6. Therefore, we continue to invest significant resources in starting new churches. In 2011, Spirit River United Methodist Church (Isanti) purchased a permanent facility. Mosaic United Methodist Church in Brooklyn Center launched weekly worship. Northern Light, a Ramsey satellite of Anoka United Methodist Church, leased meeting space and launched weekly worship last month. These are just three stories of the 14 projects funded by Congregational Development.
7. Investing in Congregation grants totaling $175,000 dollars are benefitting the ministries of 13 churches that are committed to experimenting with innovative ways to reach new people. For example, Advent United Methodist Church (Eagan) has started a Saturday evening worship service and Buffalo United Methodist Church is leading a worship service in a coffee shop. These are two examples of what our churches are doing to reach beyond their doors to new people and new generations.
8. Also to help congregations, the conference is offering to a dozen churches individual financial consulting with Clif Christopher and John Laster of Horizons Stewarship. These consultants gave each church specific recommendations. The Cabinet and Capital Facilities Team funded this.
9. We have found ourselves becoming increasingly involved in an area of ministry new to us: property management. As many of our churches close, pursue merged relationships with other churches, relocate, or explore other cooperative ministries, they find they cannot always manage or release buildings they no longer need or can afford.

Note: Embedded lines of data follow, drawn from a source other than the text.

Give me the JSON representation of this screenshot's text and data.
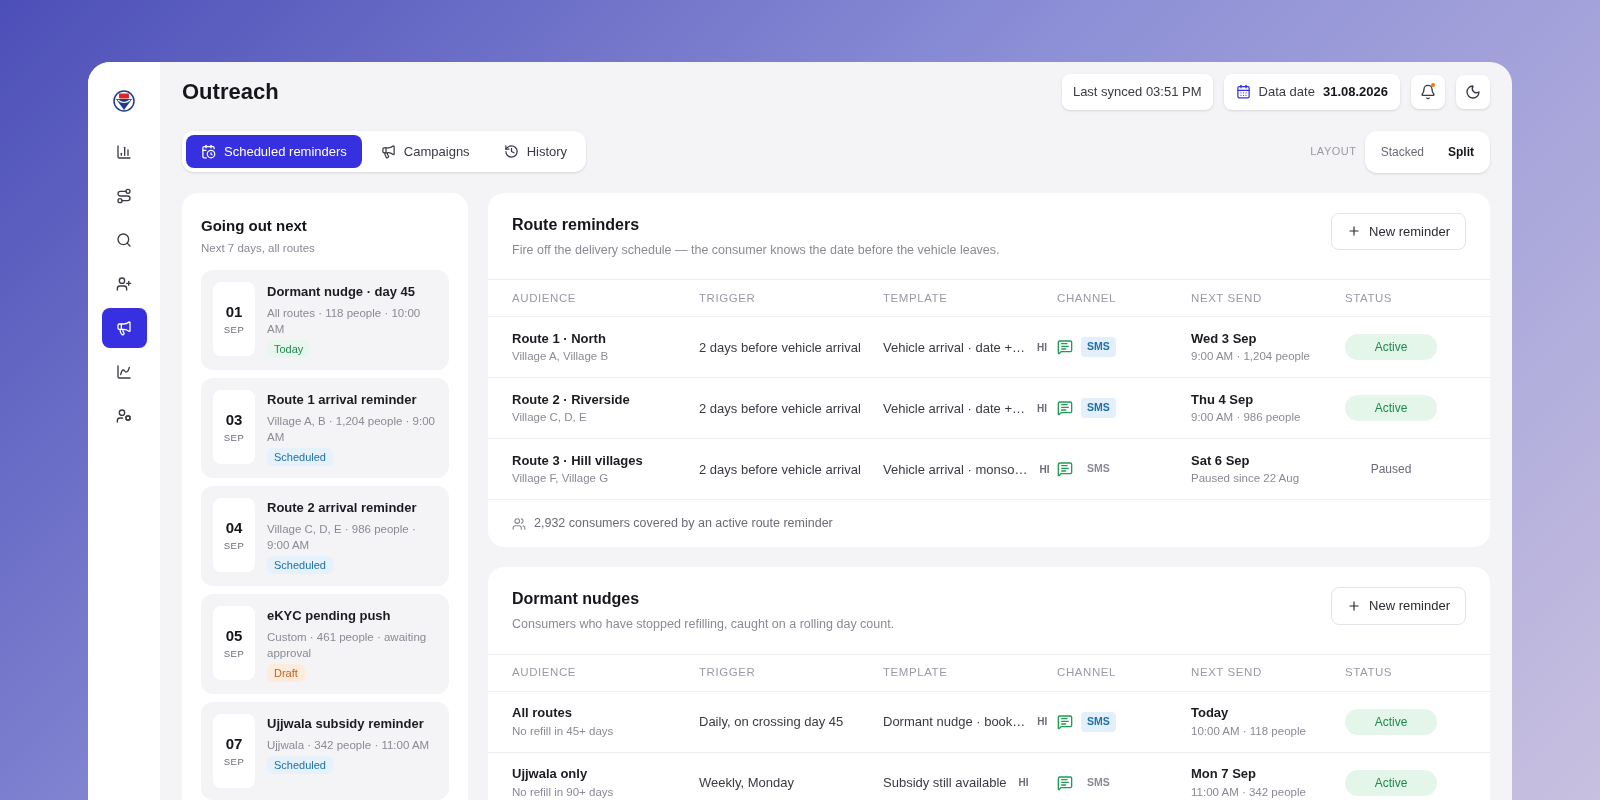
{
  "sidebar": {
    "items": [
      {
        "kind": "chart",
        "selected": false
      },
      {
        "kind": "route",
        "selected": false
      },
      {
        "kind": "search",
        "selected": false
      },
      {
        "kind": "user-plus",
        "selected": false
      },
      {
        "kind": "megaphone",
        "selected": true
      },
      {
        "kind": "trend",
        "selected": false
      },
      {
        "kind": "user-cog",
        "selected": false
      }
    ]
  },
  "header": {
    "title": "Outreach",
    "sync": "Last synced 03:51 PM",
    "date_label": "Data date",
    "date_value": "31.08.2026",
    "notifications_unread": true
  },
  "tabs": [
    {
      "kind": "calendar",
      "label": "Scheduled reminders",
      "selected": true
    },
    {
      "kind": "megaphone",
      "label": "Campaigns",
      "selected": false
    },
    {
      "kind": "history",
      "label": "History",
      "selected": false
    }
  ],
  "layout_toggle": {
    "label": "LAYOUT",
    "options": [
      {
        "label": "Stacked",
        "selected": false
      },
      {
        "label": "Split",
        "selected": true
      }
    ]
  },
  "upcoming": {
    "title": "Going out next",
    "subtitle": "Next 7 days, all routes",
    "items": [
      {
        "day": "01",
        "month": "SEP",
        "title": "Dormant nudge · day 45",
        "detail": "All routes · 118 people · 10:00 AM",
        "badge": "Today",
        "kind": "today"
      },
      {
        "day": "03",
        "month": "SEP",
        "title": "Route 1 arrival reminder",
        "detail": "Village A, B · 1,204 people · 9:00 AM",
        "badge": "Scheduled",
        "kind": "scheduled"
      },
      {
        "day": "04",
        "month": "SEP",
        "title": "Route 2 arrival reminder",
        "detail": "Village C, D, E · 986 people · 9:00 AM",
        "badge": "Scheduled",
        "kind": "scheduled"
      },
      {
        "day": "05",
        "month": "SEP",
        "title": "eKYC pending push",
        "detail": "Custom · 461 people · awaiting approval",
        "badge": "Draft",
        "kind": "draft"
      },
      {
        "day": "07",
        "month": "SEP",
        "title": "Ujjwala subsidy reminder",
        "detail": "Ujjwala · 342 people · 11:00 AM",
        "badge": "Scheduled",
        "kind": "scheduled"
      }
    ]
  },
  "sections": [
    {
      "title": "Route reminders",
      "subtitle": "Fire off the delivery schedule — the consumer knows the date before the vehicle leaves.",
      "button": "New reminder",
      "columns": [
        "AUDIENCE",
        "TRIGGER",
        "TEMPLATE",
        "CHANNEL",
        "NEXT SEND",
        "STATUS"
      ],
      "rows": [
        {
          "audience": "Route 1 · North",
          "audience_detail": "Village A, Village B",
          "trigger": "2 days before vehicle arrival",
          "template": "Vehicle arrival · date +…",
          "language": "HI",
          "channel": "SMS",
          "channel_active": true,
          "next": "Wed 3 Sep",
          "next_detail": "9:00 AM · 1,204 people",
          "status": "Active",
          "kind": "active"
        },
        {
          "audience": "Route 2 · Riverside",
          "audience_detail": "Village C, D, E",
          "trigger": "2 days before vehicle arrival",
          "template": "Vehicle arrival · date +…",
          "language": "HI",
          "channel": "SMS",
          "channel_active": true,
          "next": "Thu 4 Sep",
          "next_detail": "9:00 AM · 986 people",
          "status": "Active",
          "kind": "active"
        },
        {
          "audience": "Route 3 · Hill villages",
          "audience_detail": "Village F, Village G",
          "trigger": "2 days before vehicle arrival",
          "template": "Vehicle arrival · monso…",
          "language": "HI",
          "channel": "SMS",
          "channel_active": false,
          "next": "Sat 6 Sep",
          "next_detail": "Paused since 22 Aug",
          "status": "Paused",
          "kind": "paused"
        }
      ],
      "footer": "2,932 consumers covered by an active route reminder"
    },
    {
      "title": "Dormant nudges",
      "subtitle": "Consumers who have stopped refilling, caught on a rolling day count.",
      "button": "New reminder",
      "columns": [
        "AUDIENCE",
        "TRIGGER",
        "TEMPLATE",
        "CHANNEL",
        "NEXT SEND",
        "STATUS"
      ],
      "rows": [
        {
          "audience": "All routes",
          "audience_detail": "No refill in 45+ days",
          "trigger": "Daily, on crossing day 45",
          "template": "Dormant nudge · book…",
          "language": "HI",
          "channel": "SMS",
          "channel_active": true,
          "next": "Today",
          "next_detail": "10:00 AM · 118 people",
          "status": "Active",
          "kind": "active"
        },
        {
          "audience": "Ujjwala only",
          "audience_detail": "No refill in 90+ days",
          "trigger": "Weekly, Monday",
          "template": "Subsidy still available",
          "language": "HI",
          "channel": "SMS",
          "channel_active": false,
          "next": "Mon 7 Sep",
          "next_detail": "11:00 AM · 342 people",
          "status": "Active",
          "kind": "active"
        }
      ]
    }
  ]
}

The Minnesota Annual Conference is holding property in order to make faithful decisions about how to best deploy these assets toward our mission. This requires more staff time, expertise, and creativity as we are learning how to reuse and sell church buildings in this economy. We are committed to use assets from discontinued churches and sales of church buildings to help start new churches. In fact, we could not start as many new churches as we have without the generous legacy gifts from these churches. Even in their ending, they are birthing new life and making disciples of Jesus Christ.
10. We have been able to hold health insurance premiums steady for 2012 and project to do the same for 2013. Changes to deductibles and out-of-pocket amounts that shifted costs to plan participants, plus a continued emphasis on wellness practices, have made this possible.
As you can see, we are choosing to focus our resources on healthy, vital congregations and engaging in specific programs that we believe will support, encourage, and equip our churches and be fiscally responsible as well.
We anticipate 2012 to initiate change across our church as General Conference considers sweeping legislation in the areas of organizational structure, clergy pensions, and clergy appointment-making. (Legislation will be linked from gc2012.umc.org.) We do not know what all the implications mean for our annual conference and local churches. We do know we will continue to focus on our gospel imperatives of reaching new people and cultivating spiritual vitality.
Cindy Gregorson is director of ministries and Barbara Carroll is the former director of finance and administration for the Minnesota Annual Conference of the United Methodist Church.
Minnesota Annual Conference of the United Methodist Church